About TDOC Project
The digital divide is an economic and social inequality that categorizes persons in a given population by their access to, use of, or knowledge of information and communication technologies (ICTs). The Taiwan Digital Opportunity Center (TDOC) Project, formerly known as APEC Digital Opportunity Center (ADOC) Project, aims to promote the models established through the ADOC Project from 2003 to 2014 in all Southeast Asian countries.
The ADOC Project, aspired to bridge digital divides and find digital opportunities for Asia-Pacific countries, shared Taiwan's successful experience and worked closely with local partners in five countries of the Association of Southeast Asian Nations (ASEAN) – Indonesia, Malaysia, the Philippines, Thailand and Viet Nam. A total of 67 computer class rooms were set up and 512,158 people were trained in ASEAN region.
To popularize the cooperation model in other Southeast Asian countries, the ADOC Project was transformed into TDOC Project in the beginning of 2015.
Brief Introduction of ADOC Project
The ADOC Project was first initiated in the 2003 APEC Economic Leaders' Meeting. The ADOC initiative utilized the advantages of Taiwan's information and communication industry and its experience in developing an e-society to help developing APEC member economies upgrade their information and communication technology (ICT) application capabilities and transform digital divides into digital opportunities.
The ADOC featured a wide involvement of private sector, including major ICT firms and non-profit organizations. Through close public-private partnership, the project formulated best practices for the APEC economies by synergizing various resources and strengthens of sponsors.
The ADOC Project cooperated with ten APEC partner member economies (hereinafter referred to as PMEs) to take concrete steps to address the digital divide issue. The ten member economies are Chile, Indonesia, Malaysia, Mexico, Papua New Guinea, Peru, the Philippines, Russia, Thailand, and Viet Nam. From 2004 to 2014, around 730,000 people received training and benefited from having access to digital knowledge. The results were well acclaimed by the APEC members and acknowledged in the 2014 APEC Leaders' Declaration.

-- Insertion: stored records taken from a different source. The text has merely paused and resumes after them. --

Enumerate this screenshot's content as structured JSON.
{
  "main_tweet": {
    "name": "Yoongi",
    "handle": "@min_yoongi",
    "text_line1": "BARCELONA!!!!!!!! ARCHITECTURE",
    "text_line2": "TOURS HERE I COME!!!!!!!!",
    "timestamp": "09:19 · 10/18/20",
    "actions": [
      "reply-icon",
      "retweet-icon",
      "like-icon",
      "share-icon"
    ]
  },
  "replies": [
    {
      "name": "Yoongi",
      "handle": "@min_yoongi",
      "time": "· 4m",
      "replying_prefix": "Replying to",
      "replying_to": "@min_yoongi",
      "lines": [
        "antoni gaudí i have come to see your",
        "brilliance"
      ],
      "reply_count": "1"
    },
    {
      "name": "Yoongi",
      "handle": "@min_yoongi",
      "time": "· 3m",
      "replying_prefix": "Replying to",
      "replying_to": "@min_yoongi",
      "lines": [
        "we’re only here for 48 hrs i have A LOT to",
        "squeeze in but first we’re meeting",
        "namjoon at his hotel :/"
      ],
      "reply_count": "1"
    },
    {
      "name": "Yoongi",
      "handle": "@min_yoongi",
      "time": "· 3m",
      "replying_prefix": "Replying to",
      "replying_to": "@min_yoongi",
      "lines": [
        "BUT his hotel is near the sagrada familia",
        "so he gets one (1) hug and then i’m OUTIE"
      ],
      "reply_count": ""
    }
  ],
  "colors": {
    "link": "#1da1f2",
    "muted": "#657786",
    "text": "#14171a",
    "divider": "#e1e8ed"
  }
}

The main objective of TDOC Project is to reduce digital divides by enabling people to overcome limitations of age, gender, health, or social or educational background, so that digitalization can benefit anyone and anything at anytime, anywhere.